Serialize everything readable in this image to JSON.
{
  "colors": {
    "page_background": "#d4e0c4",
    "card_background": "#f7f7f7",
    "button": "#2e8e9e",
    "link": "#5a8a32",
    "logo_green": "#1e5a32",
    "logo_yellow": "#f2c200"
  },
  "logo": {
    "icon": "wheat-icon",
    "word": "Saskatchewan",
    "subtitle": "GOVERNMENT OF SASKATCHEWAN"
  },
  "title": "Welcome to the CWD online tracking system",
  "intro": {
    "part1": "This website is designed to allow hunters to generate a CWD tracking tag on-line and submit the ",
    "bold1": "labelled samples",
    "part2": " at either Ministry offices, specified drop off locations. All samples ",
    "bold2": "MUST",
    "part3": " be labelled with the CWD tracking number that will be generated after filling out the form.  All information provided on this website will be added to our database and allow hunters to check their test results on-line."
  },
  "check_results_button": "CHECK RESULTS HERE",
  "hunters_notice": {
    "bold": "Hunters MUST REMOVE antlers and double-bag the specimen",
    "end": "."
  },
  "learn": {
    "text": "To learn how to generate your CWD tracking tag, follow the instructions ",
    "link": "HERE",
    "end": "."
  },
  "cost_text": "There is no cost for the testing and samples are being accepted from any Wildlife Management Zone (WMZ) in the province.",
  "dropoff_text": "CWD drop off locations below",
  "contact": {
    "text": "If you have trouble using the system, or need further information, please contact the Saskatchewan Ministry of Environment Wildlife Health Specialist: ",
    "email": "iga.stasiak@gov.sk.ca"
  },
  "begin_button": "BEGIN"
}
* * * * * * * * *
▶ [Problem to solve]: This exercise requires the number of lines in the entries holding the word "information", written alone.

▶ [Answer space]: 2